*Work to complete*: Look at each line of the listing. Copy those that hold the string "Recording".

***** Study material *****

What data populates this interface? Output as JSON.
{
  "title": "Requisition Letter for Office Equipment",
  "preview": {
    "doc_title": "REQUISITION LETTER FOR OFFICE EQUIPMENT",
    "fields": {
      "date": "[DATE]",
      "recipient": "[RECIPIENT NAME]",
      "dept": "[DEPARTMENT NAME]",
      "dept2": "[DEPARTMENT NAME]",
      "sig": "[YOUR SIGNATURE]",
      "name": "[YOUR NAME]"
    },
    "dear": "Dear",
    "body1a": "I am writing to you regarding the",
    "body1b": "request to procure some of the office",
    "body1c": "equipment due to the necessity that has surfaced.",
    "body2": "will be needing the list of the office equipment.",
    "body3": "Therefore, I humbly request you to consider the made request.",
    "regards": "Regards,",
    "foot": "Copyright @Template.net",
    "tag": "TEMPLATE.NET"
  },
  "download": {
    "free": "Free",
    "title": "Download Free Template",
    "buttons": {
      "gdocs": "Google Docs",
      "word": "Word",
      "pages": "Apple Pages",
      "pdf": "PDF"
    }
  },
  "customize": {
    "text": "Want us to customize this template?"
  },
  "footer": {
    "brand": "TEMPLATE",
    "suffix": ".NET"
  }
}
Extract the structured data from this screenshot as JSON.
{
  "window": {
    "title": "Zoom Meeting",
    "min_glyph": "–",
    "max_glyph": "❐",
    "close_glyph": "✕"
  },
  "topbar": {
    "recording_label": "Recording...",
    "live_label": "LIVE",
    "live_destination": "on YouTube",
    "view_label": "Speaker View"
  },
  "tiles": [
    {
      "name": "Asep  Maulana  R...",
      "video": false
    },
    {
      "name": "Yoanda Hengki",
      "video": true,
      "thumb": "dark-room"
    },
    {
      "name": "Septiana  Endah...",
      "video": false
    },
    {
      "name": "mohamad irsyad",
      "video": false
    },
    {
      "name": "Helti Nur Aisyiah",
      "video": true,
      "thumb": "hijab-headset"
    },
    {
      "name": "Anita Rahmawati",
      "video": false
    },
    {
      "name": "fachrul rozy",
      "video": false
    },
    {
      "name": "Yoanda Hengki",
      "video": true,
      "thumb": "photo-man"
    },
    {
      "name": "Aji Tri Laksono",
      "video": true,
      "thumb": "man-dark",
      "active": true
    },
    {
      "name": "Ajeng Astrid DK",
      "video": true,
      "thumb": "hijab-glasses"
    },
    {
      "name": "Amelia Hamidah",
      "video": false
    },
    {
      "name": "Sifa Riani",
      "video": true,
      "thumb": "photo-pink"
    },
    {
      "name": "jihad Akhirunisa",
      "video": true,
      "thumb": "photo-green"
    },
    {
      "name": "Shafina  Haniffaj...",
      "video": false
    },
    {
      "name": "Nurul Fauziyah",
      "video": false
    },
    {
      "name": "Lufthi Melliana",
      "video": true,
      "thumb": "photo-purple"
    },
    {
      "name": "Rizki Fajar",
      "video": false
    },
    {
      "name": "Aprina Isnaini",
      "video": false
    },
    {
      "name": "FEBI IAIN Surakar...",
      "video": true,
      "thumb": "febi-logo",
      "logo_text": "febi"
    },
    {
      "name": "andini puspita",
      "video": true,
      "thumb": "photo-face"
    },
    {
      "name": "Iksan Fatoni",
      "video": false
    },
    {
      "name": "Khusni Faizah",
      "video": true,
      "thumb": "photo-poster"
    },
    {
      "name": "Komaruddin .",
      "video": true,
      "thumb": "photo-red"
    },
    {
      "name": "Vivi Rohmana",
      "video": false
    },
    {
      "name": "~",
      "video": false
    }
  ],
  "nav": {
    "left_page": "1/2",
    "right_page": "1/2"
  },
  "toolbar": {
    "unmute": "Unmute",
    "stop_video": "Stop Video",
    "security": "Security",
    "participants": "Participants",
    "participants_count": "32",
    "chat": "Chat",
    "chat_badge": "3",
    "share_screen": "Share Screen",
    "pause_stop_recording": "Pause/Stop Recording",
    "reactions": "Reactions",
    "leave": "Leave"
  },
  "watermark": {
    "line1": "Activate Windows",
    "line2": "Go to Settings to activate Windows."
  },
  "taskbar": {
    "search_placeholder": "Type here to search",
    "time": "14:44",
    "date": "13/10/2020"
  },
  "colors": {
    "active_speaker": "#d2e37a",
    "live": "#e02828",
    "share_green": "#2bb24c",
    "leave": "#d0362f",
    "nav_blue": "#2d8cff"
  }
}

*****

*Solution to this problem*:
    "recording_label": "Recording...",
    "pause_stop_recording": "Pause/Stop Recording",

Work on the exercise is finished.